I would already be holding a stick and practicing hitting it. The thought of getting back at Pistol excites Fluellen. My tone would convey playfulness and malevolence in a little piece of my desires.


To Gower, still bitter.

To Pistol. Fluellen would probably be enraged that Pistol dared show his face in front of him after offending him. Fluellen has a penchant for repeating words and phrases ‘lousy’ and ‘knave’, this is one of his germs (not literally, again. It is a term used in theatre for a habit a character has.)


I would be yelling at Pistol, my body would be leaning forward, toward him. I might also shake my fists at Pistol to let him know how truly mad I am.


An actor in the EMT would also need to study his part to make informed decisions on transposing his speeches to the stage. We thus needed to pick the appropriate words and phrases to emphasise. Actors paced their speech according to the metre and prose, where a switch between verse and prose can indicate a change in a character’s passion. This intricate process of interpreting and performing their parts allowed actors to deliver compelling and emotionally resonant performances despite the fragmented and solitary nature of their initial preparations.



Elizabethan plays often featured simple set designs and minimal props, primarily for practical reasons, as acquiring elaborate props and sets was expensive and not feasible to maintain. Isolated set pieces represented locations such as a throne constituting an entire throne room. In Henry V, this implies that ‘[p]racticable tents still afford a convenient camp background’ for the French and English camps, possibly distinguished by the respective nation’s flag.[2] We also practiced using swords, which would have complimented the character’s costumes in the camp scenes to signify their status as soldiers in a war. Often, objects and scenery mentioned in actors’ speeches were not physically present on stage, relying on the audience’s imagination to visualise the setting and props.


Our Concluding Words

The Early Modern Parts project aimed to, through our reading of a slightly abridged version of Henry V, recreate Elizabethan rehearsal practises. Albeit we could not entirely replicate the rehearsal process due to the constraints of time and the barriers that were created. Whilst it is impossible for us to entirely replicate the Elizabethan rehearsal process, our attempt gave us an insight into how Shakespeare plays would originally form and has allowed us a new avenue to explore when analysing his plays in the future.

– Honey and Jenell 🙂

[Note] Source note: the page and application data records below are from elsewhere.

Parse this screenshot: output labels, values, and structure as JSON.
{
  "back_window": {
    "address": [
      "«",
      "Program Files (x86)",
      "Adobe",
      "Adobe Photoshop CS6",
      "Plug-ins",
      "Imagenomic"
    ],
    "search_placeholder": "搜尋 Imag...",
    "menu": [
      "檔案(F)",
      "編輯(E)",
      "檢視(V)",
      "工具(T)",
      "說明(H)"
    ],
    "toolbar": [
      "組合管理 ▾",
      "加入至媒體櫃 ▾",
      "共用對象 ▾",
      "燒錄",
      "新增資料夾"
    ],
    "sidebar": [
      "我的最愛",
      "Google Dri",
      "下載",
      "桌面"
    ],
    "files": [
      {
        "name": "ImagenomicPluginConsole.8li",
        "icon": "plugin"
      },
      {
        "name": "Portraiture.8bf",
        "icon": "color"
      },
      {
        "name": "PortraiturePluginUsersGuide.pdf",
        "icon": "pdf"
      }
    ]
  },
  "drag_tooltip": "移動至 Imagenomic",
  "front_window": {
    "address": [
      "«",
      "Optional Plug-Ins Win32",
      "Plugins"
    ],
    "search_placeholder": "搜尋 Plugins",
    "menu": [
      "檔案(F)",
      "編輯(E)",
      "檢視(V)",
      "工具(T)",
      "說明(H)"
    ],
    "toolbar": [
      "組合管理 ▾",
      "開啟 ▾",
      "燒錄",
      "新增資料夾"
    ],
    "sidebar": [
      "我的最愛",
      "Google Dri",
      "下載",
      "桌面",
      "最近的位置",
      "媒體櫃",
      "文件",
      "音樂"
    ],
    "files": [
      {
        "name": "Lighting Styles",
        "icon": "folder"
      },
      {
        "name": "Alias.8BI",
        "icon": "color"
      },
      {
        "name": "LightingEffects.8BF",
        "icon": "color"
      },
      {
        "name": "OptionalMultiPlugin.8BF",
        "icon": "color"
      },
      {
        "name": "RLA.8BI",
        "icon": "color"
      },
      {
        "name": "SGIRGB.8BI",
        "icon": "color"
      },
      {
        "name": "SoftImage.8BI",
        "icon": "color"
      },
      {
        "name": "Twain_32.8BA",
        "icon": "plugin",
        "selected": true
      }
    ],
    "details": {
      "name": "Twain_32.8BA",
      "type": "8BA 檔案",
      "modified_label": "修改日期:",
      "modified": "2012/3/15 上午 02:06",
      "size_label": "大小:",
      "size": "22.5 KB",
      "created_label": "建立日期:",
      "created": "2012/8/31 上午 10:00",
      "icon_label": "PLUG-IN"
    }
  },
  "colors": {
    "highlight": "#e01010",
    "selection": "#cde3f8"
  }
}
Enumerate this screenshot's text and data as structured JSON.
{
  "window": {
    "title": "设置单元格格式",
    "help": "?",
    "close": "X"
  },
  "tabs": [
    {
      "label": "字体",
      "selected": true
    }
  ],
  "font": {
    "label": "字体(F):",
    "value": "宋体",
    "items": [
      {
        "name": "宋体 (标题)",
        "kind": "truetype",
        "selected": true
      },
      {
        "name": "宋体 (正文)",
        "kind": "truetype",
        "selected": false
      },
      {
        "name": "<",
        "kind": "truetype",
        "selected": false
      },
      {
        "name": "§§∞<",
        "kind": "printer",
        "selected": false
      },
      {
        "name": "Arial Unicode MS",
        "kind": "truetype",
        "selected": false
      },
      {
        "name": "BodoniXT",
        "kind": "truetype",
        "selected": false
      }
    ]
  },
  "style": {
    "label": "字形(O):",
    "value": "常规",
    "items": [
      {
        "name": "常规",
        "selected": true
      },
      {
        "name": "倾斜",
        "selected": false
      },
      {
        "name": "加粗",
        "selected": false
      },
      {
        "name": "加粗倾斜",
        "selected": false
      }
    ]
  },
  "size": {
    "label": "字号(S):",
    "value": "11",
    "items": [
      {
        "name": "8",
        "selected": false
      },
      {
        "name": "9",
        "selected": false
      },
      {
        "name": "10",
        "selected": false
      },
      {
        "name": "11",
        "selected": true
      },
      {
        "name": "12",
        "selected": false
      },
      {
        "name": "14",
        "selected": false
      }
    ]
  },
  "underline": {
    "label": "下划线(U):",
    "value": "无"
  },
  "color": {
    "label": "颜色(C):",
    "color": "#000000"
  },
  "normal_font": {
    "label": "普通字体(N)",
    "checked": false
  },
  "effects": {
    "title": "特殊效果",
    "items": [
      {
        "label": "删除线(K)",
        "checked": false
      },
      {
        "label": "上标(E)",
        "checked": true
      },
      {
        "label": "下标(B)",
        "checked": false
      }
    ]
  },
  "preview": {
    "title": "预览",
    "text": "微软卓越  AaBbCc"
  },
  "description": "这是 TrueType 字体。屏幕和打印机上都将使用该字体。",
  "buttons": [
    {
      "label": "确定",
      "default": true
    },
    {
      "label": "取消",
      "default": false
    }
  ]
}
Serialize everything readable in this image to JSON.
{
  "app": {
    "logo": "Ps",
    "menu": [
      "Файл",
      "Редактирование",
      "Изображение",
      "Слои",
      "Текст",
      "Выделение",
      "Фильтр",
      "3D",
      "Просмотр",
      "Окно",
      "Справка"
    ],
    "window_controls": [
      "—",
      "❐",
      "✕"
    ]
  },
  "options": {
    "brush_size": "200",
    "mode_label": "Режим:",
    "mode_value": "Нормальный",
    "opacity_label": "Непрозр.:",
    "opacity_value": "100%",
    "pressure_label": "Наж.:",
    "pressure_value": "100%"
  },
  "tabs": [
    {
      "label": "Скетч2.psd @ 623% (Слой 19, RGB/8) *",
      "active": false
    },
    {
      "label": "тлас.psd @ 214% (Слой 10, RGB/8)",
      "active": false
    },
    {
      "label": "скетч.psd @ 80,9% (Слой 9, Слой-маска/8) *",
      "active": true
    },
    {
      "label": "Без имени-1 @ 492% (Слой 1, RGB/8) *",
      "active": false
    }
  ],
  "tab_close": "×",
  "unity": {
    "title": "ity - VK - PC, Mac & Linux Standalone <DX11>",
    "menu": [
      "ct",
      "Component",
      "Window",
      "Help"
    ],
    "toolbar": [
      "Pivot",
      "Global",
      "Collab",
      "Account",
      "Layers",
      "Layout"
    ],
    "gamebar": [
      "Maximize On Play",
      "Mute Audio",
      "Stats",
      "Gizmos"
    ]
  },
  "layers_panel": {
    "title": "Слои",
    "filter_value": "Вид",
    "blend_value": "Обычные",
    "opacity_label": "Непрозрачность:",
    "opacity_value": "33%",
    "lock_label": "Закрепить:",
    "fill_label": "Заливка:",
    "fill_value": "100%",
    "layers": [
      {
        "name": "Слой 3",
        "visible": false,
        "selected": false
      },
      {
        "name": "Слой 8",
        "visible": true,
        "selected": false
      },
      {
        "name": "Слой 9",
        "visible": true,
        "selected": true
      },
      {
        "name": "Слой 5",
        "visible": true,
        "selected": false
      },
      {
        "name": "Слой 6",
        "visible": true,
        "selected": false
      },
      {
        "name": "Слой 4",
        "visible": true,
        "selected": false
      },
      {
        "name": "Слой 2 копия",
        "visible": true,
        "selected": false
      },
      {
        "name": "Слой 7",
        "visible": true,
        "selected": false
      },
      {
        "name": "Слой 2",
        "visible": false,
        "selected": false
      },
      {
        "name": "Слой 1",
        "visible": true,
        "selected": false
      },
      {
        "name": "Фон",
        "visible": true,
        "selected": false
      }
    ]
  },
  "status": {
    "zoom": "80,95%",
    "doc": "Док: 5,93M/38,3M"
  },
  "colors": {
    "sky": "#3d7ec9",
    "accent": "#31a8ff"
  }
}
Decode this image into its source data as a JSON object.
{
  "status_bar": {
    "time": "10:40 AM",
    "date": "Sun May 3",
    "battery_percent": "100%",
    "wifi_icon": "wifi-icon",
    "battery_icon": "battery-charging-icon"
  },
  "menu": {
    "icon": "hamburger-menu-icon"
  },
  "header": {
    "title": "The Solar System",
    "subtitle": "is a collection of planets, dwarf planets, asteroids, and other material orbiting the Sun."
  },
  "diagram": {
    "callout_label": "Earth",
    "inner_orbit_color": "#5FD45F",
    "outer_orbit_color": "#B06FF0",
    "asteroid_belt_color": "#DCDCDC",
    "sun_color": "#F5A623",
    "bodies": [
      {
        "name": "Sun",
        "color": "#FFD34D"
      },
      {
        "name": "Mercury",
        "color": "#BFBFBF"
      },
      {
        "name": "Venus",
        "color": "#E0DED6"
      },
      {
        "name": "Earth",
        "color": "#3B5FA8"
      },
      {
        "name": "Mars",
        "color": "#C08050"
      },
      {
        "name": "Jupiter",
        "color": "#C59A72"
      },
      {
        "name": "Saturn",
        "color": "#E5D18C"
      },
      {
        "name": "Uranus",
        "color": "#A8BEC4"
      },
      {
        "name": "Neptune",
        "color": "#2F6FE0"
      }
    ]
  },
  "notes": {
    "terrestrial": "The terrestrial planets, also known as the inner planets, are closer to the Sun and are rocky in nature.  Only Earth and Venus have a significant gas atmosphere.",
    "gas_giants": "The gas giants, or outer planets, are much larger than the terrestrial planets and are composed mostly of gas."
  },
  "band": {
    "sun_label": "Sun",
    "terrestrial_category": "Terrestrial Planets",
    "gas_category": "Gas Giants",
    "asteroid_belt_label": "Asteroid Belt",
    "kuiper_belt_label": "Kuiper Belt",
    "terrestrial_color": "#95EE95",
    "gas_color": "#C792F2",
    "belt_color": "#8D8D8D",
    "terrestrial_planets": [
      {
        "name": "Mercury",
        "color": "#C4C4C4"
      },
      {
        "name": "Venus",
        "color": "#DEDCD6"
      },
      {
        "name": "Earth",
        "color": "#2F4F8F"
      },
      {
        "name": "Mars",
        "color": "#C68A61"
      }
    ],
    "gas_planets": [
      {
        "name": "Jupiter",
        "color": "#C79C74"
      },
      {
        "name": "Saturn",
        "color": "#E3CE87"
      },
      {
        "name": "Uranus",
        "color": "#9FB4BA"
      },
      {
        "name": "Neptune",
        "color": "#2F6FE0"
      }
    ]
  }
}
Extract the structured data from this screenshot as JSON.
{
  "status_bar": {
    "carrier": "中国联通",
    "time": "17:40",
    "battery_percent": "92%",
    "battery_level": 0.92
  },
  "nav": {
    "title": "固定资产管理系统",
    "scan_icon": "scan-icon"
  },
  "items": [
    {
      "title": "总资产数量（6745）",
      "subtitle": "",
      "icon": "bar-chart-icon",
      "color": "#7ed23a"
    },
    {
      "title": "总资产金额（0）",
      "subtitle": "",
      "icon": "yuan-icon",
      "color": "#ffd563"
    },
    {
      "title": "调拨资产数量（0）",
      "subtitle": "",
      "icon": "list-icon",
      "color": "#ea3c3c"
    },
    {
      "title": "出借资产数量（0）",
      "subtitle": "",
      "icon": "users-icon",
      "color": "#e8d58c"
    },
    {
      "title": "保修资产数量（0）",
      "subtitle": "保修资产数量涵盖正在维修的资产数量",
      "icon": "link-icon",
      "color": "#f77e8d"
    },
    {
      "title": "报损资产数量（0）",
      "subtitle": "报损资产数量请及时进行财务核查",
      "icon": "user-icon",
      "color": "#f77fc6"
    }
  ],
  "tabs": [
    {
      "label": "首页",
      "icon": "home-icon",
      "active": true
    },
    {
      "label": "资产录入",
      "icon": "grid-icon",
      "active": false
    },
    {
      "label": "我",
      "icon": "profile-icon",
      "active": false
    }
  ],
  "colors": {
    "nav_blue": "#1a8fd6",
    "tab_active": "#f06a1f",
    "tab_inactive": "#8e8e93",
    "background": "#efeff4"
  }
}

Chambers, E. K. The Elizabethan Stage, Vol. 3 (Project Gutenberg) <https://www.gutenberg.org/cache/epub/67462/pg67462-images.html> [accessed 16 May 2024]

Palfrey, Simon, Shakespeare in Parts, 1st edn (United Kingdom: Oxford University Press, 2007) <https://doi.org/10.1093/acprof:oso/9780199272051.001.0001> [accessed 16 May 2024]

Shakespeare, William, A Midsummer Night’s Dream (Minneapolis, MN: First Avenue Editions, a Division of Lerner Publishing Group, 2014)

Shakespeare, William, The Life of King Henry V (Minneapolis, MN: First Avenue Editions, a division of Lerner Publishing Group, 2016)

Smith, Hal H. “Some Principles of Elizabethan Stage Costume.” Journal of the Warburg and Courtauld Institutes, vol. 25, no. 3/4, 1962, pp. 240–57. JSTOR, <https://doi.org/10.2307/750809>. [accessed 16 May 2024]



[1]Palfrey, p. 313.

[2]E.K. Chambers. The Elizabethan Stage, Vol. 3 (Project Gutenberg) <https://www.gutenberg.org/cache/epub/67462/pg67462-images.html> [accessed 16 May 2024] p. 107.

[1]William, Shakespeare. The Life of King Henry V (Minneapolis, MN: First Avenue Editions, a division of Lerner Publishing Group, 2016) p. 115.

[2]William, Shakespeare, A Midsummer Night’s Dream (Minneapolis, MN: First Avenue Editions, a Division of Lerner Publishing Group, 2014), p. 19.

[3]Simon, Palfrey. Shakespeare in Parts, 1st edn (United Kingdom: Oxford University Press, 2007) <https://doi.org/10.1093/acprof:oso/9780199272051.001.0001> [accessed 16 May 2024] p. 96.